OneCMDB: open source ITIL CMDB software

While waiting for HP Openview to complete and manage everything, we found the need to get a program to help maintain and organize the quickly growing pile of servers, firmware versions, hostnames and WWPN numbers. Luckily, SourceForge is a never ending treasure chest of open source software and OneCMDB seems to fit... will try!

ZFS, XFS and EXT4 filesystems compared

Found a nice article on a benchmark study of the new, modern file systems that are coming up. ZFS, XFS, and EXT4 file systems compared shows how ZFS, XFS and ext4 measure up against each other.
Of course, there is no reference measurement of zero-line to compare against. But perhaps other benchmark studies can provide this...

Brocade joins Oracle Linux program

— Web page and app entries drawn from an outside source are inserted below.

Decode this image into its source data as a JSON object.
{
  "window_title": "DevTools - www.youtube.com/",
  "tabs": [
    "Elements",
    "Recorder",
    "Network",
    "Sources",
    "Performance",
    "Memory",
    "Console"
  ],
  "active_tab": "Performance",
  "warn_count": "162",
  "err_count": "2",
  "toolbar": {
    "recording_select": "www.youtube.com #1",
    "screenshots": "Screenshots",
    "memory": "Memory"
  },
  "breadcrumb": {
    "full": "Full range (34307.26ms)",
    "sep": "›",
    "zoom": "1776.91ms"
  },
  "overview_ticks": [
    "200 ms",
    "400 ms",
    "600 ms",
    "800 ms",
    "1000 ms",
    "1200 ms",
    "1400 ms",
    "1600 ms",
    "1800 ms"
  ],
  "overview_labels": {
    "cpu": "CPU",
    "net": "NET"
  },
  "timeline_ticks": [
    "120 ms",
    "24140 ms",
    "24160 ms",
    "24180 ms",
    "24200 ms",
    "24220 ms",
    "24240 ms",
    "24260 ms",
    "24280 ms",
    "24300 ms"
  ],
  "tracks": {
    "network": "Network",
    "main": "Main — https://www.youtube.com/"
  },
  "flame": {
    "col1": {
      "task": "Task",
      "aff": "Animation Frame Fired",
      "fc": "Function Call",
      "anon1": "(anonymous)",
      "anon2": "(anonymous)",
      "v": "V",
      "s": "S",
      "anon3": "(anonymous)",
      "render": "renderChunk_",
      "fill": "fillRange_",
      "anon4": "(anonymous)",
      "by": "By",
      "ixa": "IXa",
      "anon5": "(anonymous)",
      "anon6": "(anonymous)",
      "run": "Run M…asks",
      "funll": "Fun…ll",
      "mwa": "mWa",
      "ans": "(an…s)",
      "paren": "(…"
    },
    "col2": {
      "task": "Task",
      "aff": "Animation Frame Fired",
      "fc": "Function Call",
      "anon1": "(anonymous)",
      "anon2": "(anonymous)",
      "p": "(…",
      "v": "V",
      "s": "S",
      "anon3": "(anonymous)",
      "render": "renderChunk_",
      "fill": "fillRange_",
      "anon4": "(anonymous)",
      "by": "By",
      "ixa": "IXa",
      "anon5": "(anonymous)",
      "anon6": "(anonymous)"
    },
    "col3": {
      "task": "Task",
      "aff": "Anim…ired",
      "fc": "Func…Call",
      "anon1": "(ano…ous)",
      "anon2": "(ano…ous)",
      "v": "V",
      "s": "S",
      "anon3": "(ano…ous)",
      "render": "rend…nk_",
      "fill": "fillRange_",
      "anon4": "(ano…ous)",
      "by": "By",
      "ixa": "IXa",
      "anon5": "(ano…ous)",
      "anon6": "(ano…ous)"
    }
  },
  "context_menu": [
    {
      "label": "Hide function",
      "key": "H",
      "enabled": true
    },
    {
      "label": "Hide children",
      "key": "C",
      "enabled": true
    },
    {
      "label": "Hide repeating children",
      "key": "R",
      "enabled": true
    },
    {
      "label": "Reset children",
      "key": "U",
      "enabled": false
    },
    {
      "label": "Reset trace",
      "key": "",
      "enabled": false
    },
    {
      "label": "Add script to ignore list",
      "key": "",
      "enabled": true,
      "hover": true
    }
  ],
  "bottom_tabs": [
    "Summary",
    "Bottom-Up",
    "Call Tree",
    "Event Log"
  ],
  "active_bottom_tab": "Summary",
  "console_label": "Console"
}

Brocade, network storage solutions provider today announced that it has joined the Oracle Unbreakable Linux program-providing full interoperability between Brocade Storage Area Network (SAN) switches and the Oracle Enterprise Linux.

The companies running Oracle Enterprise Linux can now integrate and deploy Brocade switches with a wide range of products from other leading SAN solution providers. Brocade is also a member of Oracle Partner Network, Brocade said in a statement. Read more...